As days pass you can find new solutions, and also prove that two solutions you knew are actually equal. You can never lose solutions, or discover that two solutions you thought were equal are different. So this is a simple model of an infallible but not omniscient mathematician.
There is a category of time-dependent sets, and it's a topos. This means you can do all of mathematics and logic in this category — like you can with sets. But logic works differently in the topos of time-dependent sets, because you learn new truths as time goes on!
Instead of a mere set of truth values, $$ \{\mathrm{true}, \mathrm{false}\}$$ there's a time-dependent set of truth values, called \(\Omega\). For each time \(n\), \(\Omega(n)\) has infinitely many elements: known today, known tomorrow, known the next day, etc.,... and never known.
In my article, I don't yet say much about how logic works with time-dependent truth values — like why the law of excluded middle fails. Instead, I show how to derive time-dependent truth values from the category of time-dependent sets.
In previous articles I explained why any presheaf category is a topos and how to figure out the truth values in such a category. Here I'm illustrating how that works for time-dependent sets.
Later I'll get into Heyting algebras and the law of excluded middle!
You can make particles that act like massless particles moving at the speed of light when they move in one direction — but like massive particles that move slower than light when they move in the orthogonal direction!
In classical mechanics, at low momenta, ignoring relativistic effects, the energy of a massive particle grows quadratically with the magnitude of its momentum: $$ E = \frac{p^2}{2m} $$ where \(m\) is the particle's mass.
This doesn't make sense for a particle of mass zero. That's because a massless particle moves at the speed of light and we need special relativity to understand it. In special relativity, the energy of a massless particle depends in a very different way on its momentum: it grows linearly with the magnitude of the momentum! More precisely, $$ |E| = c |\vec{p}| $$ where \(c\) is the speed of light.
All these formulas are still true in quantum mechanics, but we have more.
In quantum mechanics, energy is proportional to the rate at which the wavefunction wiggles in time: that is, its frequency \(\omega\). Similarly, momentum is proportional to the rates at which the wavefunction wiggles in the 3 spatial directions: that is, its wave vector \(\vec{k} = (k_x, k_y, k_z)\). In both cases the constant of proportionality is Planck's constant: $$ E = \hbar \omega, \quad \vec{p} = \hbar \vec{k} $$ We can combine these our earlier formulas.

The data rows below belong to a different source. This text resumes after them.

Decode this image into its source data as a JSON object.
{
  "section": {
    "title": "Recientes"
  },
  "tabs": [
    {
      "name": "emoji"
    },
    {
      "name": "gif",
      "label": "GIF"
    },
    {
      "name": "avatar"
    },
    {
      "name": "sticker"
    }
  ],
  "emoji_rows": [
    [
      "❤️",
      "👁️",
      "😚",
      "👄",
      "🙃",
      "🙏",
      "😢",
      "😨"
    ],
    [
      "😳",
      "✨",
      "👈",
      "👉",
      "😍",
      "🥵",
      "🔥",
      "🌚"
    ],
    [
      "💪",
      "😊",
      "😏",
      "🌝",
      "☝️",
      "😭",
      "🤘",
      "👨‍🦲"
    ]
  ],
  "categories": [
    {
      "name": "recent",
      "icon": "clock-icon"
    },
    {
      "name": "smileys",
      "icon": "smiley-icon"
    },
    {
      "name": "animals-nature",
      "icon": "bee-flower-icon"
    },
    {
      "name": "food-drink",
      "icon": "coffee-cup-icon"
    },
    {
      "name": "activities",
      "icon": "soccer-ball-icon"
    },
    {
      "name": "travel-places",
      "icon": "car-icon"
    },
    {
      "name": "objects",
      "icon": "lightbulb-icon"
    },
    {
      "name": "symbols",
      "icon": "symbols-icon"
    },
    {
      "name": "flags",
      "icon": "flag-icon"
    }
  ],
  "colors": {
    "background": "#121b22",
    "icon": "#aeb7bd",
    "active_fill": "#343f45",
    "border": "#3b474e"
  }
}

The result is that at low momenta, ignoring relativistic effects, the frequency of the wavefunction of a massive particle is a quadratic function of the magnitude of the wave vector: $$ \omega = \hbar \frac{k^2}{2m} $$ but for a massless particle, the frequency depends linearly on the magnitude of the wave vector, or more precisely $$ |\omega| = c |\vec k| $$
So that's how massive and massless particles are different. But you can make the energy of a photon, or electron, or a quasiparticle of your choice, be almost any function of its momentum if you're good enough at making strange materials. The reason is that its effective energy and momentum depend on its interactions with the material.
So, if you're clever enough, you can make the relation between energy and momentum look like this:
Note that if you set \(k_y\) to zero you get $$ |\omega| \propto k_x^2 $$ like a massive particle at low momentum, except that \(\omega\) takes both signs. But if you set \(k_x\) to zero you get $$ |\omega| \propto |k_y| $$ like a massless relativistic particle.
The relation between a particle's frequency and its wave vector is called its dispersion relation. The unusual dispersion relation in the picture above is called a 'semi-Dirac cone'.
One way to create a semi-Dirac cone is described here:
Wu created a photonic crystal consisting of square array of elliptical cylinders of plastic with a high dielectric constant in air. But in condensed matter physics there are other very different ways to make dispersion relations with semi-Dirac cones.
Wu's paper is here: